Much of last week’s analysis focused on a key contributor to economic growth—the labor force—so let me point out a few conclusions that I drew from that work. Puerto Rico’s outmigration remains an important concern, and is both a cause and an effect of the economic decline. Although the skills of those who have migrated to the Mainland look much like those who remain, the departure of tens of thousands of residents each year represents a huge drain on Puerto Rico’s potential growth. Among those who remain on the Island, low labor force participation, an aging population and relatively poor preparation for skilled jobs represent significant headwinds to growth.
While our analysis seems to paint a somewhat dark picture of economic conditions on the Island, it’s important to remember that there are significant opportunities for action that can leverage the Island’s strengths to foster economic growth. These include its bilingual adult population, an open economy occupying a central position in the Caribbean, wide experience as host to international corporations, and close economic ties to the U.S. mainland. It is in exactly this spirit that we present this analysis—in the hope that it will help policymakers focus on actions that can help to restore growth and prosperity to the Commonwealth. Going forward, we will stay engaged in this effort.
Middle-Wage Jobs Returning
Let me conclude by returning to the theme of the labor market. Job growth is essential to the vitality of an expansion, but the types of jobs being created are also important. While the labor market has continued to add jobs at a solid pace, many remain concerned about a lack of job opportunities for the middle class. Indeed, growth of middle-wage jobs has been lackluster for the past few decades, with gains occurring disproportionately in higher-wage and lower-wage sectors. This long-term hollowing out of jobs in the middle of the wage distribution has helped fuel rising wage inequality, and has contributed to a growing sense for some that they are being left behind in the current economic expansion. At a previous press briefing, we showed that many middle-wage jobs disappeared during the Great Recession with very few of these jobs returning during the early stages of the recovery. This made it especially difficult for many workers who lost their jobs to rejoin the economy.
Today, our economists will show that the tide has begun to turn. For the first time in quite a while, gains in middle-wage jobs actually outnumber gains in higher- and lower-wage jobs nationwide. These middle-wage jobs include teachers, construction workers, mechanics, administrative support personnel and truck drivers, just to name a few. I believe this is an important development in the economy, because, if it were to continue, it would create more opportunities for workers and their families who have been struggling up to now. Middle-wage jobs are also being created in our region, though such gains have been more evident in some places than others.

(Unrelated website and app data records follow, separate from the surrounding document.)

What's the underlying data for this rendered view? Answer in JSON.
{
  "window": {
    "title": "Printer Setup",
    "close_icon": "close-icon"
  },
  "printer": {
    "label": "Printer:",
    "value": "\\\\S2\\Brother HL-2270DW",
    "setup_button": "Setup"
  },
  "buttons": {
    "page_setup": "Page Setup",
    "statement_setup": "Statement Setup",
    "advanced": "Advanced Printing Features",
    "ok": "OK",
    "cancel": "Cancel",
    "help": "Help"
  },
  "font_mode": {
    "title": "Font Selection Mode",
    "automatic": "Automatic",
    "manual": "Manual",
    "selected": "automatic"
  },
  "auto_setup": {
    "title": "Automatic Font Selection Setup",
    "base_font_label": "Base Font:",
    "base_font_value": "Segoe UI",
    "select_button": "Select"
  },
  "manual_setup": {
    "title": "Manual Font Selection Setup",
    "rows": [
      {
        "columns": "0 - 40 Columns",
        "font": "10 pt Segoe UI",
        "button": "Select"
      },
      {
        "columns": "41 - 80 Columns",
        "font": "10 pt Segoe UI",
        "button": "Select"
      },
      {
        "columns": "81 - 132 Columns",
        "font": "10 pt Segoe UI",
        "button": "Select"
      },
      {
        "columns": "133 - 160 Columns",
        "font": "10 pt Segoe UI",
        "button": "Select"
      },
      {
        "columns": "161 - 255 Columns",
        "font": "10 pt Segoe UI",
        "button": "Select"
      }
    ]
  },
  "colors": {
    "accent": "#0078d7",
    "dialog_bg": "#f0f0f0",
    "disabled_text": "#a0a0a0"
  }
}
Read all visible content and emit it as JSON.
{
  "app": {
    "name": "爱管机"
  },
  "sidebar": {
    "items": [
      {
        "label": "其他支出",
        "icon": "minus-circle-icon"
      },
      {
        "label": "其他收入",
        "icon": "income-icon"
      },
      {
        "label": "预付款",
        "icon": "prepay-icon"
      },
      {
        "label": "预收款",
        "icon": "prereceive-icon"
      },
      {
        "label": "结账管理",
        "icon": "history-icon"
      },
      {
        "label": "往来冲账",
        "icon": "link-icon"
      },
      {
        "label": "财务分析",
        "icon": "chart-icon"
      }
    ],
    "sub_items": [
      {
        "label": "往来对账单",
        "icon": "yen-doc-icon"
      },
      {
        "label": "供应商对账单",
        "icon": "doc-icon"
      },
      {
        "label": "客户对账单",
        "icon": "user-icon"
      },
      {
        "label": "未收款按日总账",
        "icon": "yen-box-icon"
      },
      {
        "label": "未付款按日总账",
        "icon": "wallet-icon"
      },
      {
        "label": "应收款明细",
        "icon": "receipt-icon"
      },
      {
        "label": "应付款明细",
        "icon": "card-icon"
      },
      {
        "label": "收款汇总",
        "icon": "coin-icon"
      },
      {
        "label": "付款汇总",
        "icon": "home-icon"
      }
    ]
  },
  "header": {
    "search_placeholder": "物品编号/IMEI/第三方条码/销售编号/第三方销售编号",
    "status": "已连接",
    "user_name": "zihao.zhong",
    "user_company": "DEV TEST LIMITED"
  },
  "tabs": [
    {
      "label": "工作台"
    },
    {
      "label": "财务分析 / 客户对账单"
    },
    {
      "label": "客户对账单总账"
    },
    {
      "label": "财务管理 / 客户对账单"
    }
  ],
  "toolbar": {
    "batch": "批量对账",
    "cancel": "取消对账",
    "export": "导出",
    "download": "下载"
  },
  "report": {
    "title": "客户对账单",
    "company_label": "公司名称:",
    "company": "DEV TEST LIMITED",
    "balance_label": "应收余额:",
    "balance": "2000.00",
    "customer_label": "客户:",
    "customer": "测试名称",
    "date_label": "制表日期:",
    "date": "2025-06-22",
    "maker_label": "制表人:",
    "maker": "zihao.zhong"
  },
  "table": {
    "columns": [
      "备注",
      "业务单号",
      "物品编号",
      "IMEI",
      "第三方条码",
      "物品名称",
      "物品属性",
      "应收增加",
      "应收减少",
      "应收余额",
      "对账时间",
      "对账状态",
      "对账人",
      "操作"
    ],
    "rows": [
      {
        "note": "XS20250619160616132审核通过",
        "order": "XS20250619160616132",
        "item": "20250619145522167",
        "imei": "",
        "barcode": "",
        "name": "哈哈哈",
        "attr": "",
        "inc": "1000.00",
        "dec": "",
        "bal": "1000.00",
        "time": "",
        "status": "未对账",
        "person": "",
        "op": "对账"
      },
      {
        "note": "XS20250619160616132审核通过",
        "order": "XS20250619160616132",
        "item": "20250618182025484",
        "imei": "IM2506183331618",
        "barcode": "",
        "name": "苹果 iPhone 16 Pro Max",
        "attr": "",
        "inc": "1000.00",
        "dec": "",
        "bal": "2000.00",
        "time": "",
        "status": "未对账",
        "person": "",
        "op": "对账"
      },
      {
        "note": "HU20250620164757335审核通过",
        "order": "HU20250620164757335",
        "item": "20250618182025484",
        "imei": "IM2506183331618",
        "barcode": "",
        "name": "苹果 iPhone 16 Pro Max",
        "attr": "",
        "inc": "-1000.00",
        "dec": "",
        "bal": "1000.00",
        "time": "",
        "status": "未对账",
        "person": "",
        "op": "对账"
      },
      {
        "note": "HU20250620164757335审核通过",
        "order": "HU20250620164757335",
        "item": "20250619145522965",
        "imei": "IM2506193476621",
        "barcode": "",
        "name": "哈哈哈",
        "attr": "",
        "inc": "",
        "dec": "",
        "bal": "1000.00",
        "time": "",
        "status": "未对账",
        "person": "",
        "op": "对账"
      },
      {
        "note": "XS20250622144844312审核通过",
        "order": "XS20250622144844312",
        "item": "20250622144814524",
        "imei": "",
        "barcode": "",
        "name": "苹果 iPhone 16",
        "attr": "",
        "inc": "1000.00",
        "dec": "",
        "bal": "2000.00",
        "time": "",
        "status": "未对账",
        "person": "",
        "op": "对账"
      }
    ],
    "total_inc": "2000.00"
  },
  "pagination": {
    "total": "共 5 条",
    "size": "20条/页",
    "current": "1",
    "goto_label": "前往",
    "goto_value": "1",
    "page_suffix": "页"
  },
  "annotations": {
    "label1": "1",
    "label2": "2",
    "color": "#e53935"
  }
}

I will now ask Jaison Abel to provide more details about job growth in our region.